Teachable vs Podia Teachable vs Coursecats
Among the online course platforms with the most affordable top tier is Podia. Though it doesn’t have a free plan, and its basic plan comes at $39/month (with Teachable at $29/month), its top and only remaining plan is offered at $79 (with Teachable at $399). This price gap could be a result of the vastly different things they each offer. On the one hand, Teachable is a fully customizable course creator and vendor, and on the other, Podia decided to focus on Online Course Hosting, Membership or Email Marketing, and Digital Downloads. Those will instantly help you narrow down your choice to what is best suited to your needs.
Podia’s streamlined classes lets users filter out other aspects which they might not have to dip into, like e-commerce. Its interface is simple, clean, and pretty great for novice instructors. That said, this is why it may not satisfy the needs of creators who want to do more with their site. Since the variety is not much, more advanced users may find it lacking.
Course Creation and Control
Teachable beats Podia in design and personalization tools, with choices for easy uploads of files, texts, and quizzes. Those that dabble in code can also explore that within Teachable. Users can easily get the sleek look of a professional website by choosing from default themes that can be customized to satisfaction. Teachable’s editor makes it effortless to create changes and push upsells, maximizing both user’s time and profitability.
Both have a drip content feature for the ones that would like to space the lessons offered to their students, and prevent cramming modules in 1 go. What’s unique to Teachable is advanced control over course compliance, such as keeping tabs on students’ completion of lessons and quizzes. It also has built-in certification that users can make and send to their clients at the end of the lessons. Concerning integrations, Teachable has better autoresponders and analytics, both of which are extremely important to marketing and sales.
Recommendation Teachable vs Coursecats

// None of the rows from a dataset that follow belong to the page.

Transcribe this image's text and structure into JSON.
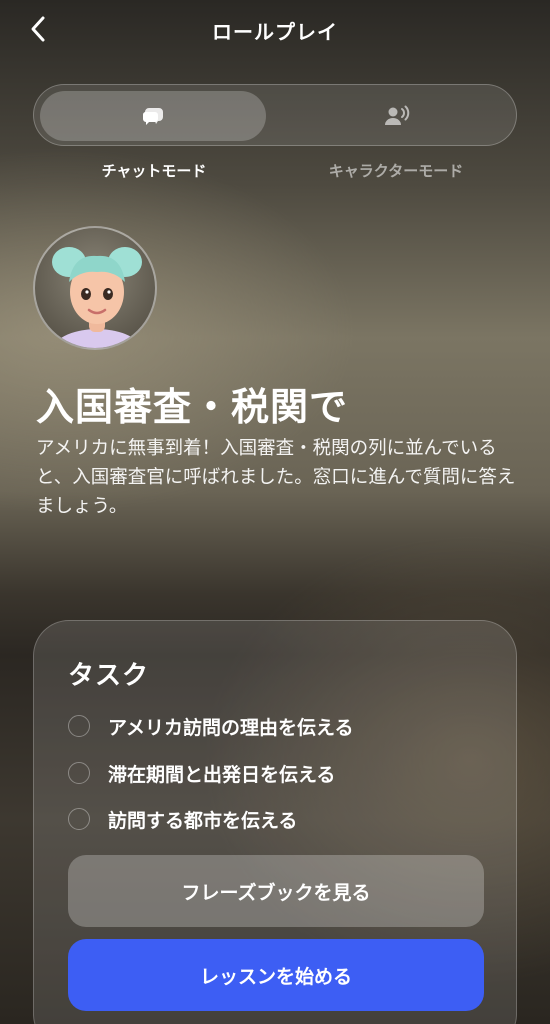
{
  "header": {
    "title": "ロールプレイ"
  },
  "mode_toggle": {
    "options": [
      {
        "label": "チャットモード",
        "icon": "chat-bubbles-icon",
        "selected": true
      },
      {
        "label": "キャラクターモード",
        "icon": "speaking-person-icon",
        "selected": false
      }
    ]
  },
  "scenario": {
    "title": "入国審査・税関で",
    "description": "アメリカに無事到着！入国審査・税関の列に並んでいると、入国審査官に呼ばれました。窓口に進んで質問に答えましょう。"
  },
  "tasks": {
    "heading": "タスク",
    "items": [
      {
        "label": "アメリカ訪問の理由を伝える",
        "done": false
      },
      {
        "label": "滞在期間と出発日を伝える",
        "done": false
      },
      {
        "label": "訪問する都市を伝える",
        "done": false
      }
    ]
  },
  "buttons": {
    "phrasebook": "フレーズブックを見る",
    "start": "レッスンを始める"
  },
  "colors": {
    "primary": "#3d5ef4"
  }
}
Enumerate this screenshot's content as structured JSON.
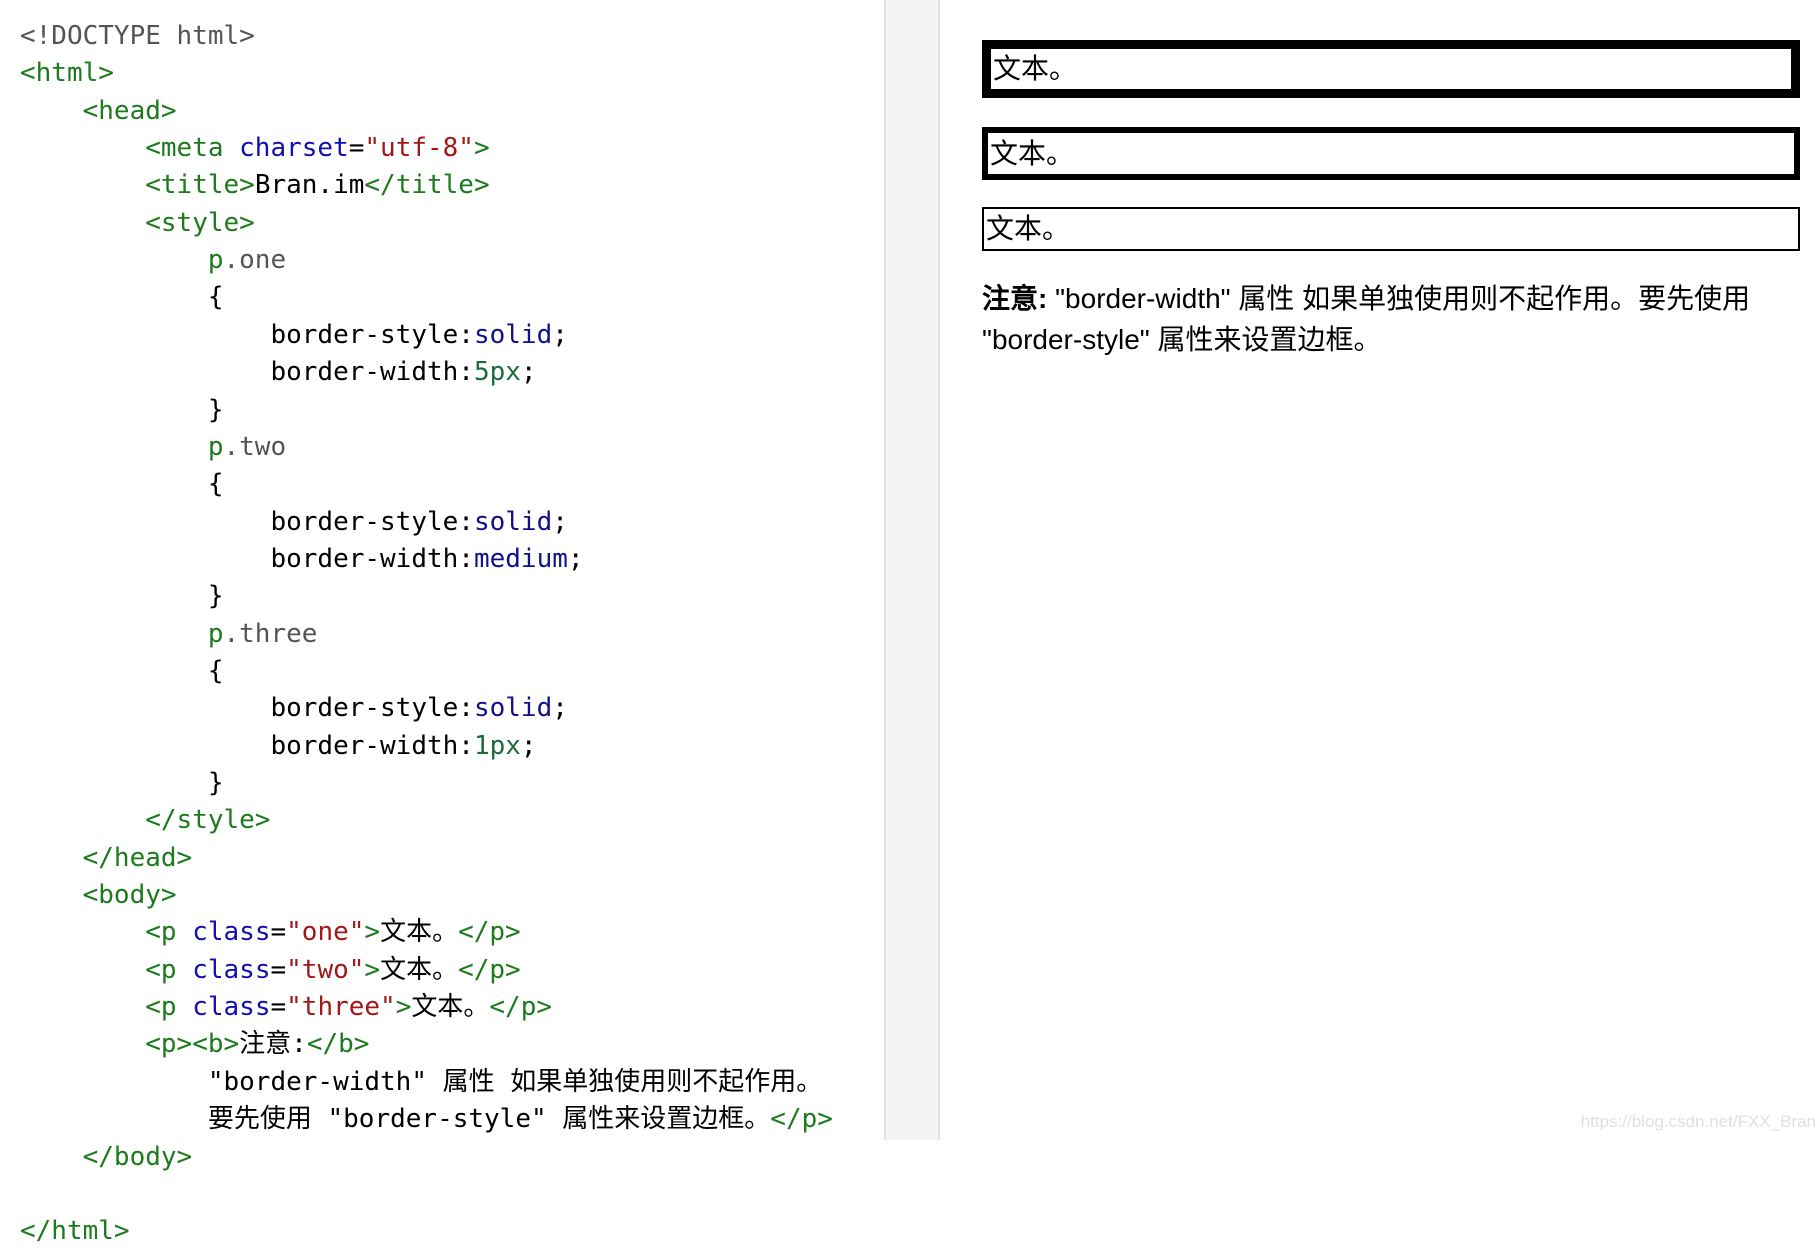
{
  "editor": {
    "lines": [
      {
        "segments": [
          {
            "t": "<!DOCTYPE html>",
            "c": "doctype"
          }
        ]
      },
      {
        "segments": [
          {
            "t": "<html>",
            "c": "tag"
          }
        ]
      },
      {
        "segments": [
          {
            "t": "    ",
            "c": "plain"
          },
          {
            "t": "<head>",
            "c": "tag"
          }
        ]
      },
      {
        "segments": [
          {
            "t": "        ",
            "c": "plain"
          },
          {
            "t": "<meta ",
            "c": "tag"
          },
          {
            "t": "charset",
            "c": "attr"
          },
          {
            "t": "=",
            "c": "plain"
          },
          {
            "t": "\"utf-8\"",
            "c": "val"
          },
          {
            "t": ">",
            "c": "tag"
          }
        ]
      },
      {
        "segments": [
          {
            "t": "        ",
            "c": "plain"
          },
          {
            "t": "<title>",
            "c": "tag"
          },
          {
            "t": "Bran.im",
            "c": "plain"
          },
          {
            "t": "</title>",
            "c": "tag"
          }
        ]
      },
      {
        "segments": [
          {
            "t": "        ",
            "c": "plain"
          },
          {
            "t": "<style>",
            "c": "tag"
          }
        ]
      },
      {
        "segments": [
          {
            "t": "            ",
            "c": "plain"
          },
          {
            "t": "p",
            "c": "tag"
          },
          {
            "t": ".one",
            "c": "cls"
          }
        ]
      },
      {
        "segments": [
          {
            "t": "            {",
            "c": "plain"
          }
        ]
      },
      {
        "segments": [
          {
            "t": "                border-style:",
            "c": "plain"
          },
          {
            "t": "solid",
            "c": "kw"
          },
          {
            "t": ";",
            "c": "plain"
          }
        ]
      },
      {
        "segments": [
          {
            "t": "                border-width:",
            "c": "plain"
          },
          {
            "t": "5px",
            "c": "num"
          },
          {
            "t": ";",
            "c": "plain"
          }
        ]
      },
      {
        "segments": [
          {
            "t": "            }",
            "c": "plain"
          }
        ]
      },
      {
        "segments": [
          {
            "t": "            ",
            "c": "plain"
          },
          {
            "t": "p",
            "c": "tag"
          },
          {
            "t": ".two",
            "c": "cls"
          }
        ]
      },
      {
        "segments": [
          {
            "t": "            {",
            "c": "plain"
          }
        ]
      },
      {
        "segments": [
          {
            "t": "                border-style:",
            "c": "plain"
          },
          {
            "t": "solid",
            "c": "kw"
          },
          {
            "t": ";",
            "c": "plain"
          }
        ]
      },
      {
        "segments": [
          {
            "t": "                border-width:",
            "c": "plain"
          },
          {
            "t": "medium",
            "c": "kw"
          },
          {
            "t": ";",
            "c": "plain"
          }
        ]
      },
      {
        "segments": [
          {
            "t": "            }",
            "c": "plain"
          }
        ]
      },
      {
        "segments": [
          {
            "t": "            ",
            "c": "plain"
          },
          {
            "t": "p",
            "c": "tag"
          },
          {
            "t": ".three",
            "c": "cls"
          }
        ]
      },
      {
        "segments": [
          {
            "t": "            {",
            "c": "plain"
          }
        ]
      },
      {
        "segments": [
          {
            "t": "                border-style:",
            "c": "plain"
          },
          {
            "t": "solid",
            "c": "kw"
          },
          {
            "t": ";",
            "c": "plain"
          }
        ]
      },
      {
        "segments": [
          {
            "t": "                border-width:",
            "c": "plain"
          },
          {
            "t": "1px",
            "c": "num"
          },
          {
            "t": ";",
            "c": "plain"
          }
        ]
      },
      {
        "segments": [
          {
            "t": "            }",
            "c": "plain"
          }
        ]
      },
      {
        "segments": [
          {
            "t": "        ",
            "c": "plain"
          },
          {
            "t": "</style>",
            "c": "tag"
          }
        ]
      },
      {
        "segments": [
          {
            "t": "    ",
            "c": "plain"
          },
          {
            "t": "</head>",
            "c": "tag"
          }
        ]
      },
      {
        "segments": [
          {
            "t": "    ",
            "c": "plain"
          },
          {
            "t": "<body>",
            "c": "tag"
          }
        ]
      },
      {
        "segments": [
          {
            "t": "        ",
            "c": "plain"
          },
          {
            "t": "<p ",
            "c": "tag"
          },
          {
            "t": "class",
            "c": "attr"
          },
          {
            "t": "=",
            "c": "plain"
          },
          {
            "t": "\"one\"",
            "c": "val"
          },
          {
            "t": ">",
            "c": "tag"
          },
          {
            "t": "文本。",
            "c": "plain"
          },
          {
            "t": "</p>",
            "c": "tag"
          }
        ]
      },
      {
        "segments": [
          {
            "t": "        ",
            "c": "plain"
          },
          {
            "t": "<p ",
            "c": "tag"
          },
          {
            "t": "class",
            "c": "attr"
          },
          {
            "t": "=",
            "c": "plain"
          },
          {
            "t": "\"two\"",
            "c": "val"
          },
          {
            "t": ">",
            "c": "tag"
          },
          {
            "t": "文本。",
            "c": "plain"
          },
          {
            "t": "</p>",
            "c": "tag"
          }
        ]
      },
      {
        "segments": [
          {
            "t": "        ",
            "c": "plain"
          },
          {
            "t": "<p ",
            "c": "tag"
          },
          {
            "t": "class",
            "c": "attr"
          },
          {
            "t": "=",
            "c": "plain"
          },
          {
            "t": "\"three\"",
            "c": "val"
          },
          {
            "t": ">",
            "c": "tag"
          },
          {
            "t": "文本。",
            "c": "plain"
          },
          {
            "t": "</p>",
            "c": "tag"
          }
        ]
      },
      {
        "segments": [
          {
            "t": "        ",
            "c": "plain"
          },
          {
            "t": "<p><b>",
            "c": "tag"
          },
          {
            "t": "注意:",
            "c": "plain"
          },
          {
            "t": "</b>",
            "c": "tag"
          }
        ]
      },
      {
        "segments": [
          {
            "t": "            \"border-width\" 属性 如果单独使用则不起作用。",
            "c": "plain"
          }
        ]
      },
      {
        "segments": [
          {
            "t": "            要先使用 \"border-style\" 属性来设置边框。",
            "c": "plain"
          },
          {
            "t": "</p>",
            "c": "tag"
          }
        ]
      },
      {
        "segments": [
          {
            "t": "    ",
            "c": "plain"
          },
          {
            "t": "</body>",
            "c": "tag"
          }
        ]
      },
      {
        "segments": []
      },
      {
        "segments": [
          {
            "t": "</html>",
            "c": "tag"
          }
        ]
      }
    ]
  },
  "preview": {
    "box_one": "文本。",
    "box_two": "文本。",
    "box_three": "文本。",
    "note_bold": "注意:",
    "note_text": " \"border-width\" 属性 如果单独使用则不起作用。要先使用 \"border-style\" 属性来设置边框。"
  },
  "watermark": "https://blog.csdn.net/FXX_Bran"
}
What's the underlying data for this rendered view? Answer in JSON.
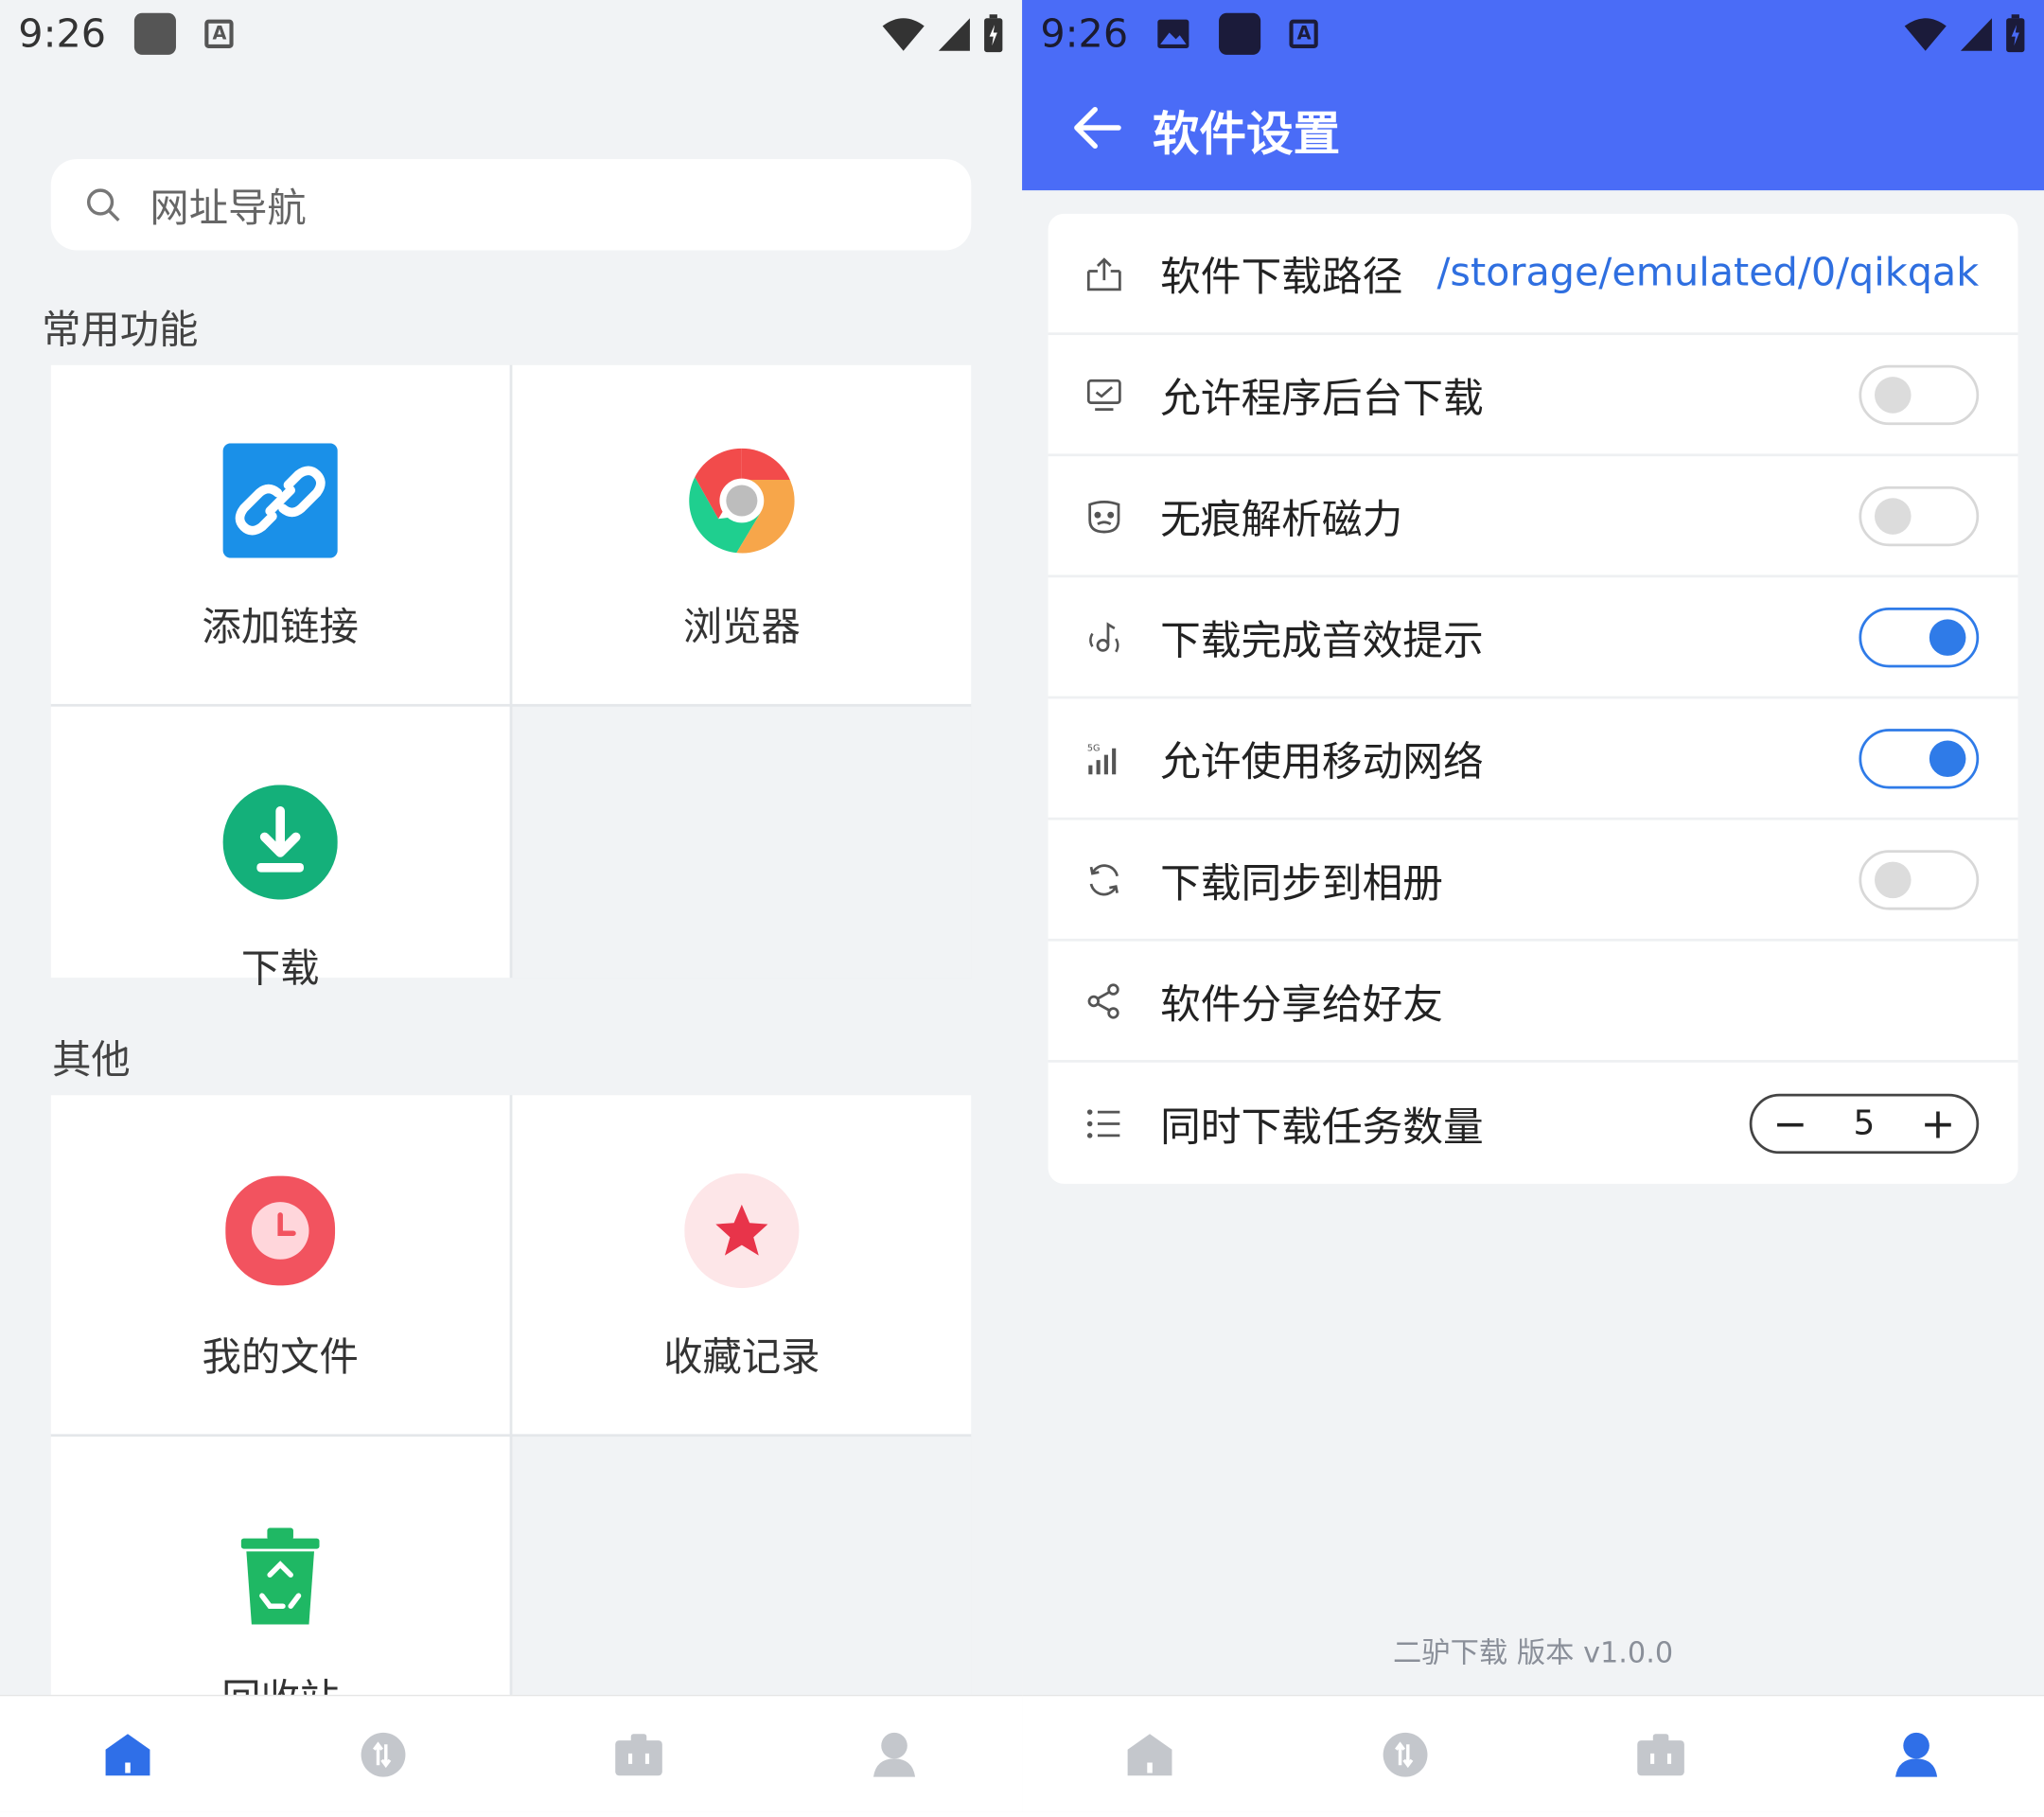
{
  "left": {
    "status": {
      "time": "9:26"
    },
    "search": {
      "placeholder": "网址导航"
    },
    "sections": {
      "common_title": "常用功能",
      "other_title": "其他"
    },
    "common": {
      "add_link": "添加链接",
      "browser": "浏览器",
      "download": "下载"
    },
    "other": {
      "my_files": "我的文件",
      "favorites": "收藏记录",
      "recycle": "回收站"
    }
  },
  "right": {
    "status": {
      "time": "9:26"
    },
    "appbar": {
      "title": "软件设置"
    },
    "settings": {
      "download_path": {
        "label": "软件下载路径",
        "value": "/storage/emulated/0/qikqak"
      },
      "background_download": {
        "label": "允许程序后台下载",
        "enabled": false
      },
      "incognito_magnet": {
        "label": "无痕解析磁力",
        "enabled": false
      },
      "sound_on_complete": {
        "label": "下载完成音效提示",
        "enabled": true
      },
      "mobile_network": {
        "label": "允许使用移动网络",
        "enabled": true
      },
      "sync_to_album": {
        "label": "下载同步到相册",
        "enabled": false
      },
      "share_app": {
        "label": "软件分享给好友"
      },
      "concurrent_tasks": {
        "label": "同时下载任务数量",
        "value": "5"
      }
    },
    "version": "二驴下载 版本 v1.0.0"
  },
  "colors": {
    "accent": "#4a6cf7",
    "toggle_on": "#2f7be8",
    "path_text": "#2f6fe0",
    "download_green": "#14b07a",
    "favorite_red": "#e8344a"
  }
}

To summarize, Teachable‘s interface is approachable even to the most inexperienced users, has excellent creation and builder tools for designing a sleek course site, gives you control over your marketing and sales, has attributes that cut time and effort on backend paperwork, and gives the best value for money. With more upgrades and user feedback, they’re certain to be a trusted company for years to come.